Sometimes, a chain of mysterious conjunctions happens in your life, leading you to a deeper truth. For me, that deeper truth is that every discrete object found in nature in Germany has a number.
Item No.1: A few weeks ago, we found out that every tree in Berlin has a number.
Item No. 2: A few days ago, I found out that we know exactly how many storks there are in Germany. I was doing some post-Ascension errands, and listening to the children’s program Kakadu on Deutschland Radio Kultur. Children were calling in from all over Germany to talk about storks. Many were extremely excited by one of the various live Internet webcams that show families of storks in Germany (The link is to a Stork Cam in Vetschau, Germany, which promises: " With the brood process, there will be categorically no interference!")
The guest was a woman from the German Nabu, or Nature Protection League (G). Each kid was asked what German state he or she lived in. Most of them didn’t know, which I found cute. After they asked mom or dad which state they lived in, the woman from Nabu told them exactly how many stork breeding pairs were in that state. There are 275 in Saxony (if memory serves), and 128 in Bavaria, although the woman said "The number might not be accurate, because some of them haven’t been reported yet."

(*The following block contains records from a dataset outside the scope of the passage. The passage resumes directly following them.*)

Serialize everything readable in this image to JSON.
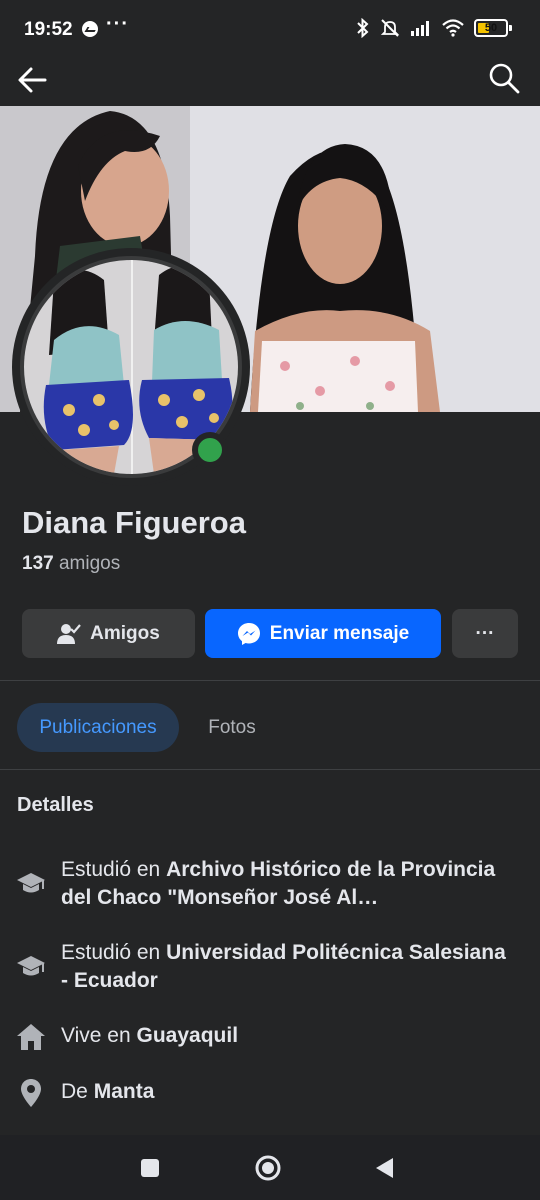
{
  "status_bar": {
    "time": "19:52",
    "overflow": "···",
    "battery_level": "50",
    "battery_color": "#f5c400",
    "icons": [
      "messenger-notification-icon",
      "bluetooth-icon",
      "mute-icon",
      "signal-icon",
      "wifi-icon",
      "battery-icon"
    ]
  },
  "top_bar": {
    "icons": [
      "back-arrow-icon",
      "search-icon"
    ]
  },
  "profile": {
    "name": "Diana Figueroa",
    "friend_count": "137",
    "friend_label": "amigos",
    "online": true,
    "online_color": "#31a24c"
  },
  "actions": {
    "friends_label": "Amigos",
    "message_label": "Enviar mensaje",
    "more_label": "···",
    "accent": "#0866ff"
  },
  "tabs": [
    {
      "label": "Publicaciones",
      "active": true
    },
    {
      "label": "Fotos",
      "active": false
    }
  ],
  "details": {
    "title": "Detalles",
    "items": [
      {
        "icon": "graduation-cap-icon",
        "prefix": "Estudió en",
        "value": "Archivo Histórico de la Provincia del Chaco \"Monseñor José Al…"
      },
      {
        "icon": "graduation-cap-icon",
        "prefix": "Estudió en",
        "value": "Universidad Politécnica Salesiana - Ecuador"
      },
      {
        "icon": "home-icon",
        "prefix": "Vive en",
        "value": "Guayaquil"
      },
      {
        "icon": "location-pin-icon",
        "prefix": "De",
        "value": "Manta"
      }
    ]
  },
  "nav_bar": {
    "icons": [
      "recents-icon",
      "home-circle-icon",
      "back-triangle-icon"
    ]
  }
}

At one point, the following exchange occurred, which I found even cuter:
Moderator: And what did you see when you saw the storks at the zoo?
Child: I saw them being fed!
Moderator: Ooh, so you saw the mother stork regurgitate food for the stork babies?
Child: No, a person did it!
Item No. 3: This weekend, I buy eggs at my local organic food store, Kraut & Rueben, at Brunnenstr. 9. They are, of course, organic. And each individual egg has been stamped with a special three-part code. Take a look:
The code tells you that this egg came from the Hof Alpermuehle farm, in Germany, it was produced under completely organic conditions, and it came from stall number 01-12121.
It was delicious.